Despite Rubio’s bluster, Haiti voted against putting the situation in Venezuela on the Mar. 28 extraordinary session’s agenda, along with 14 other nations. Cuba still remains excluded from the OAS and says it will not consider joining the body out of solidarity with Venezuela.
The OAS should be considering ejecting the U.S., not Venezuela, Canadian journalist Joe Emersberger argued in a Mar. 28 Telesur op-ed. “Long before Trump, the case for kicking the United States out of the OAS because of its aggression against other states in the region was overwhelming,” he wrote. “Set aside the hundreds of thousands of people who were murdered during the 20th century because of the U.S. government’s savage opposition to progressive reform in Latin America. Restrict yourself to considering the U.S. government’s record in the 21st century alone… Venezuela (2002), Haiti (2004), Honduras (2009), Paraguay (2012), and Brazil (2016). Four were successful.”
Of those coups d’état, “the 2004 coup in Haiti is by far the worst act of aggression by the U.S. against a member state of the OAS in the 21st century,” Emersberger writes. “U.S. troops kidnapped the elected president, Jean Bertrand Aristide, in the early hours of the morning on Feb. 29, 2004, and flew him off to the Central African Republic. Canadian troops secured the airport while it happened. For two years, under the dictatorship of Gerard Latortue, thousands of Aristide’s supporters were murdered. Jeb Sprague and Peter Hallward, who provided two of the most thorough accounts of the period, explained how the OAS discredited free and fair elections in 2000 which provided the pretext for U.S.-led economic sanctions that helped set the stage for the coup.”
In short, “OAS bureaucrats reliably serve the Imperial Rogue State,” Emersberger concludes. “There was, for example, never any threat of suspending Haiti from the OAS when it was under dictatorial rule from 2004 to 2006.”
Despite its participation in MINUSTAH, Bachelet’s Chile has generally been viewed as allied with the progressive governments of Bolivia, Ecuador, and Venezuela. However, today her government is giving its support to the U.S. and Almagro campaign against Nicolas Maduro’s government.
After hours of often heated debate, the Mar. 28 OAS meeting ended with no consensus to censure Venezuela. The Bolivarian Republic’s Deputy Foreign Minister Samuel Moncada began the session arguing that it was “illegal” and represented a violation of the OAS’s non-interventionist founding principles, a position echoed by Bolivia and Nicaragua. At the end of the meeting, Moncada, despite regular interruptions, gave a fiesty reply to Venezuela’s critics, including Mexico, Colombia, Canada, and the United States.

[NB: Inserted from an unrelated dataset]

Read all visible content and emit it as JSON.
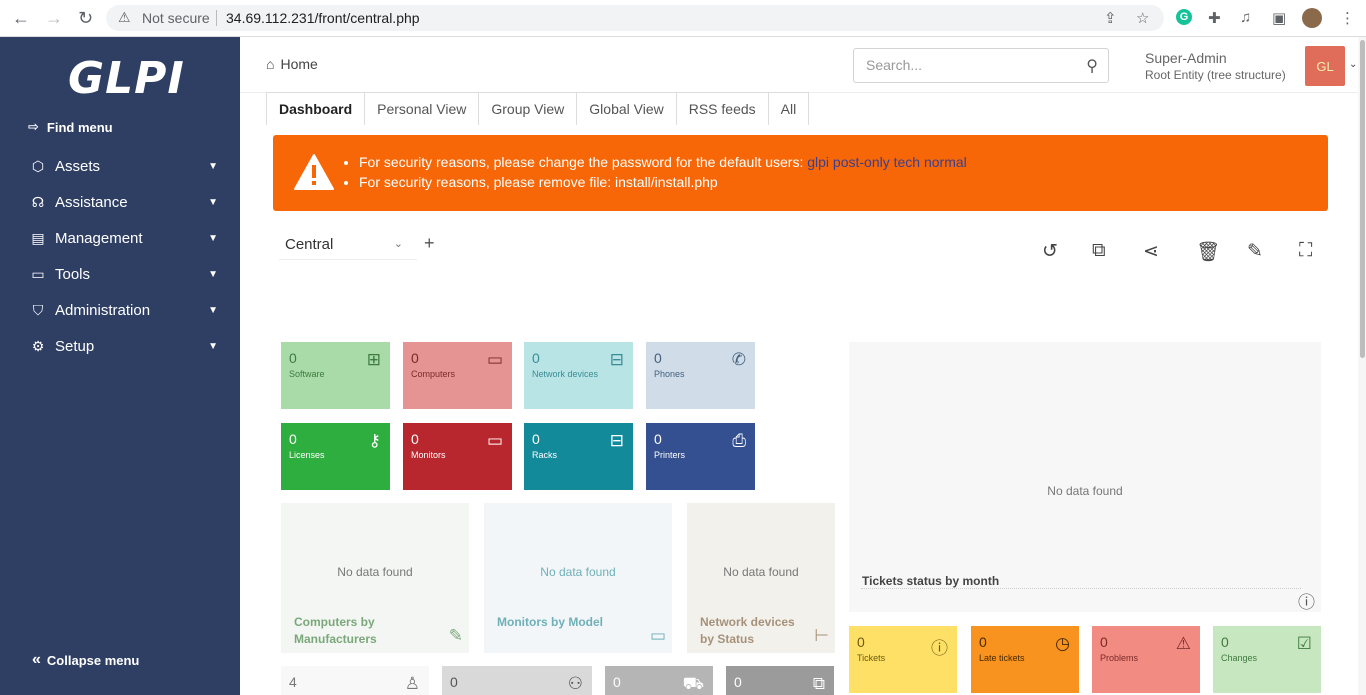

“Moncada closed his speech to a roomful of applause despite being interrupted by Canada’s permanent representative to the OAS, Jennifer May Loten, who denounced allegations that the U.S. rallied support against Venezuela,” the website Venezuela Analysis reported.
Did Bachelet discuss the situation in Venezuela with Jovenel Moïse? Is there a plan afoot to win over Haiti to the nations collaborating with the U.S./Almagro offensive?
Although Haiti commendably stood with Venezuela this week, in the days ahead the Haitian people must watch carefully for any signs that the government of President Jovenel Moïse and his new Prime Minister Jack Guy Lafontant might waver on this issue.